If I started this next statement by saying “The customer is always _____,” I’m pretty sure you would finish the statement with the word right. If I said, “The customer always comes _____,” I’m pretty sure you would probably automatically answer the statement with the word first.  

Well, let me share the truth. Those comments make no sense to employees. They make no sense to co-workers because the customer is not always right. But, they are always the customer. Therefore, we will treat them with respect. And you know what? The customer doesn’t come first. Our employees come first. And if we put our employees first, guess who we don’t have to worry about. We don’t have to worry about the customer. The person outside my home does not come first. My wife comes first. And if she comes first, I don’t’ have to worry about the relationships outside the home. The other kids in the neighborhood don’t come first. The teacher doesn’t come first. My kids come first. But the teacher is always the teacher, and I’m going to treat them with honor and respect. But my kids are going to know they come first in my life. My spouse is going to know she comes first. My employees are going to know they come first because I know they’ll take care of the customers.  

Handling People Who Are Upset  

So now you have the chance to learn how to deal with angry people, including angry customers, by going through a process that can restore the relationship, keep a customer for life, keep a spouse for life, stay in relationship with children forever, and keep strong friendships. Consider using these seven steps when you have an angry person: 

  • Remain silent 
  • Remain silent 
  • Remain silent 
  • Thank them 
  • Repeat back 
  • Commit to action/follow up 
  • Fulfill the commitment/take action 

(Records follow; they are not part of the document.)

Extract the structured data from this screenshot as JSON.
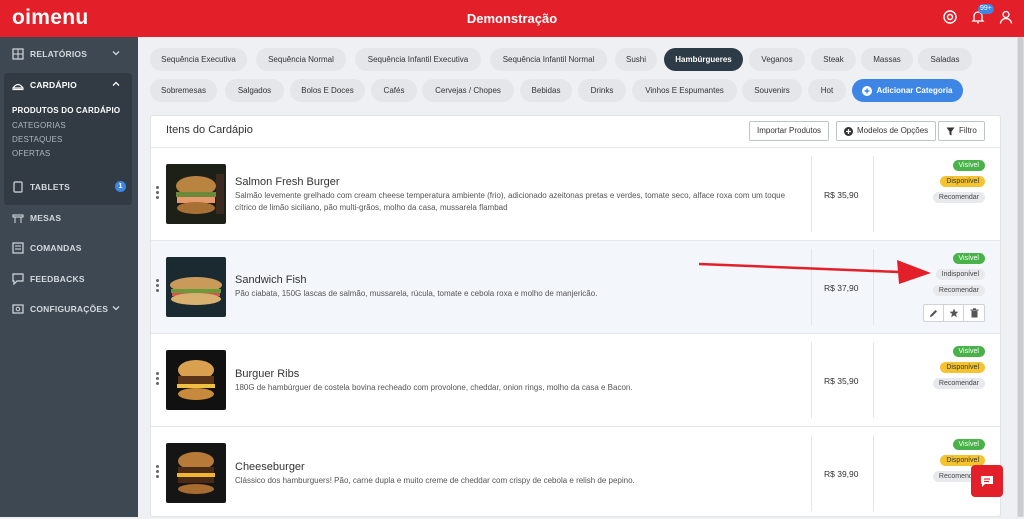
{
  "header": {
    "logo": "oimenu",
    "title": "Demonstração",
    "notification_badge": "99+"
  },
  "sidebar": {
    "relatorios": "RELATÓRIOS",
    "cardapio": "CARDÁPIO",
    "sub": [
      "PRODUTOS DO CARDÁPIO",
      "CATEGORIAS",
      "DESTAQUES",
      "OFERTAS"
    ],
    "tablets": "TABLETS",
    "tablets_badge": "1",
    "mesas": "MESAS",
    "comandas": "COMANDAS",
    "feedbacks": "FEEDBACKS",
    "configuracoes": "CONFIGURAÇÕES"
  },
  "categories": {
    "row1": [
      "Sequência Executiva",
      "Sequência Normal",
      "Sequência Infantil Executiva",
      "Sequência Infantil Normal",
      "Sushi",
      "Hambúrgueres",
      "Veganos",
      "Steak",
      "Massas",
      "Saladas"
    ],
    "row2": [
      "Sobremesas",
      "Salgados",
      "Bolos E Doces",
      "Cafés",
      "Cervejas / Chopes",
      "Bebidas",
      "Drinks",
      "Vinhos E Espumantes",
      "Souvenirs",
      "Hot"
    ],
    "add_label": "Adicionar Categoria",
    "active": "Hambúrgueres"
  },
  "panel": {
    "title": "Itens do Cardápio",
    "import_label": "Importar Produtos",
    "models_label": "Modelos de Opções",
    "filter_label": "Filtro"
  },
  "items": [
    {
      "name": "Salmon Fresh Burger",
      "desc": "Salmão levemente grelhado com cream cheese temperatura ambiente (frio), adicionado azeitonas pretas e verdes, tomate seco, alface roxa com um toque cítrico de limão siciliano, pão multi-grãos, molho da casa, mussarela flambad",
      "price": "R$ 35,90",
      "visible": "Visível",
      "status": "Disponível",
      "recommend": "Recomendar"
    },
    {
      "name": "Sandwich Fish",
      "desc": "Pão ciabata, 150G lascas de salmão, mussarela, rúcula, tomate e cebola roxa e molho de manjericão.",
      "price": "R$ 37,90",
      "visible": "Visível",
      "status": "Indisponível",
      "recommend": "Recomendar"
    },
    {
      "name": "Burguer Ribs",
      "desc": "180G de hambúrguer de costela bovina recheado com provolone, cheddar, onion rings, molho da casa e Bacon.",
      "price": "R$ 35,90",
      "visible": "Visível",
      "status": "Disponível",
      "recommend": "Recomendar"
    },
    {
      "name": "Cheeseburger",
      "desc": "Clássico dos hamburguers! Pão, carne dupla e muito creme de cheddar com crispy de cebola e relish de pepino.",
      "price": "R$ 39,90",
      "visible": "Visível",
      "status": "Disponível",
      "recommend": "Recomendar"
    }
  ],
  "colors": {
    "brand": "#e3202a",
    "sidebar": "#3e4852",
    "accent": "#3d86e6",
    "green": "#49b34a",
    "yellow": "#f4c430"
  }
}
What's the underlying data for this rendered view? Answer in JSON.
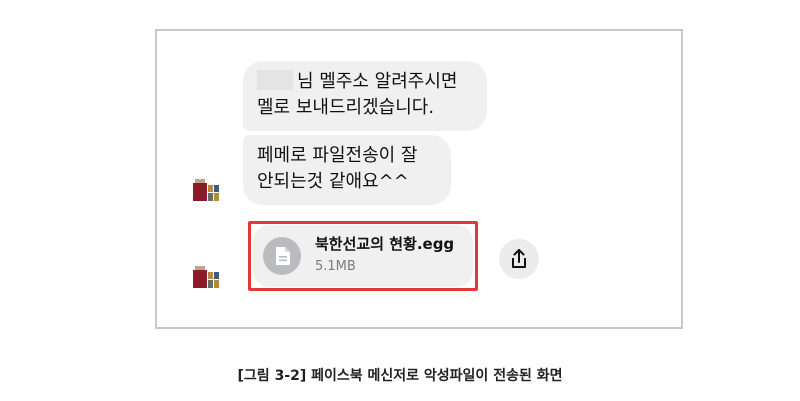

As transformational leaders, we need to know how to deal with angry people. Using this method will help you in your family, your organization, and with friends. It will also help you improve your leadership skills as you continue to grow in becoming the kind of transformational leader who impacts those around you in positive and constructive ways. 

Ford Taylor is a leadership strategist, keynote speaker, and the author of Relactional Leadership. As the Founder of Transformational Leadership, he is known as a man who can solve complex business issues, with straightforward practical solutions, while maintaining his focus on people.